More Renewables And Grid Upgrades
Some experts suggest that extending the existing gas infrastructure can help solve the problem. Many, however, believe that grid upgrades and incorporating more renewable energy is the long-term solution.
For decades, the United States has been relying on an aging electrical grid that's increasingly unstable, underfunded and incapable of taking us to a new energy future. Despite being the wealthiest country in the world, the U.S. only ranks 13th in the quality of its infrastructure.
Indeed, our power grid is the weakest link in the ongoing energy transition.
A study by UC Berkeley and GridLab found that it will be economically feasible for renewable energy to power 90% of a reliable grid by 2035, while only depending on natural gas for 10% of annual electricity production. Unfortunately, whereas renewable power sources have grown dramatically in recent years, our aging electrical grid is simply incapable of fully integrating them into our energy use, leading to so much potential power wasted.
But, as is usually the case, the biggest challenge remains funding: a Wood Mackenzie analysis has estimated it would cost a staggering $4.5 trillion for the US. to fully decarbonize, including constructing and operating new generation facilities; investing in transmission and distribution infrastructure, making capacity payments, delivering customer-facing grid edge technology and more. Suddenly, the $13 billion that the Biden-Harris Administration, through the U.S. Department of Energy (DOE), has allocated to upgrading the national grid looks puny.
By Alex Kimani for Oilprice.com

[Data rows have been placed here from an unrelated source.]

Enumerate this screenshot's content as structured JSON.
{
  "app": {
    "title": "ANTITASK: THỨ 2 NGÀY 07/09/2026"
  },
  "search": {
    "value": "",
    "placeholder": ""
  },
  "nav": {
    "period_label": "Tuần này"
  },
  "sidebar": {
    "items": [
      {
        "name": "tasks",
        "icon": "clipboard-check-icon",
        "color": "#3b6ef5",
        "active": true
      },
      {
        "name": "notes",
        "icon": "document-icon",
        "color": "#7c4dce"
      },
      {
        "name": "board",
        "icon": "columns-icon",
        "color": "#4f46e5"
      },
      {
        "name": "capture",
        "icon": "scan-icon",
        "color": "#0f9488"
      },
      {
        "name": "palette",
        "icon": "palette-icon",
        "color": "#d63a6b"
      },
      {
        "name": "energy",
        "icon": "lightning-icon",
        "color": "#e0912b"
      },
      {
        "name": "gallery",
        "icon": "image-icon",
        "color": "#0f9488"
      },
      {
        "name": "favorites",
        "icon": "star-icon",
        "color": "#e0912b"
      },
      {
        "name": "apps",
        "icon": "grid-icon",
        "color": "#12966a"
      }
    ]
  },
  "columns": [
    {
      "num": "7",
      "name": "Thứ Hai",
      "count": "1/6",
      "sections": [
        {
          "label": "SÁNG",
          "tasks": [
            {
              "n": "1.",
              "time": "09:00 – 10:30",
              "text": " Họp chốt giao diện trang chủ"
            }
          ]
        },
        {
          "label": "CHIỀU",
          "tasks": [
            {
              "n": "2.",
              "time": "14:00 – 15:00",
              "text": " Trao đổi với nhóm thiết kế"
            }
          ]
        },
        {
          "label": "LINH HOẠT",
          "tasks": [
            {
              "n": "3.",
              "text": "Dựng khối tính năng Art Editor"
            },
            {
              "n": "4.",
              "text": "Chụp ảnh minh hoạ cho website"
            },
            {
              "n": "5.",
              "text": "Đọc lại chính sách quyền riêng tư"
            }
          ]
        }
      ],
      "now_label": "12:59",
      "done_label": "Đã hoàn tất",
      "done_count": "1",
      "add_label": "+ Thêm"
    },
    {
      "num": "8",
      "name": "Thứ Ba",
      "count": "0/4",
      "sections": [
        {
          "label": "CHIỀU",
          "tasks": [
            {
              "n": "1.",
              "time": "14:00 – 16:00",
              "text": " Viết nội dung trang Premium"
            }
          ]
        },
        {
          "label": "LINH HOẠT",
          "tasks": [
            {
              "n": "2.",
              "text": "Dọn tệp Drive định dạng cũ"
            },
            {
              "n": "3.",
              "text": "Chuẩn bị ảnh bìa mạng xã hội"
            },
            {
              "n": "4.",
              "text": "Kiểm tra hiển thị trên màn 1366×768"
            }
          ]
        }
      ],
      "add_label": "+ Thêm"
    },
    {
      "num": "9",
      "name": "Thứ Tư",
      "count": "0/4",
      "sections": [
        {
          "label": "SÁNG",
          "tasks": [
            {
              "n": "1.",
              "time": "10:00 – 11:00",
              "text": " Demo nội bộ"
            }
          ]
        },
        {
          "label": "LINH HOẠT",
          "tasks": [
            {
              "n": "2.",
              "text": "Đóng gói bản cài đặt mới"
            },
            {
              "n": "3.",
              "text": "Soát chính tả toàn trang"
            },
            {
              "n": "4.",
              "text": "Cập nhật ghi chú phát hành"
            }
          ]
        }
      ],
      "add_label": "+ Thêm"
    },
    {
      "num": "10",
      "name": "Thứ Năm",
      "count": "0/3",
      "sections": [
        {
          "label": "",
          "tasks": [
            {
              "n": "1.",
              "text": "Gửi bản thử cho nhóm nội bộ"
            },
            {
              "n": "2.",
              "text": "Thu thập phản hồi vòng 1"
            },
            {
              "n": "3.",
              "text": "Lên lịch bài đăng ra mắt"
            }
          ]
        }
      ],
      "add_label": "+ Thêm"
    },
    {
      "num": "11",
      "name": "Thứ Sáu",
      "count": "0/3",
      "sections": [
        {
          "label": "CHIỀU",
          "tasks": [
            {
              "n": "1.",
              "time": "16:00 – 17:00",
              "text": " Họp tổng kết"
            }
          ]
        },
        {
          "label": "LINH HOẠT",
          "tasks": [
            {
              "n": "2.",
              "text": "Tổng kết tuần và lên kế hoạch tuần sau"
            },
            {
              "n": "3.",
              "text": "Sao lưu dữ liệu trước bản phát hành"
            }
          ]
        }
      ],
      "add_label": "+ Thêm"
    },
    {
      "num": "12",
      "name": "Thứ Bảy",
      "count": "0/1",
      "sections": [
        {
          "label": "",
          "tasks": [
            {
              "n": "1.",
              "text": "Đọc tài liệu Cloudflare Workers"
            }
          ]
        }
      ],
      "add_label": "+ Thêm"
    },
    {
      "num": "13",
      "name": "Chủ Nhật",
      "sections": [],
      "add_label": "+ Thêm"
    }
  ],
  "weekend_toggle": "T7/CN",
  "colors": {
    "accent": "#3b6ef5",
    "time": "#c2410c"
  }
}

Jul 8, 2023 15:19
Number of visit : 251

Comments

Sender name is required
Email is required
Characters left: 500
Comment is required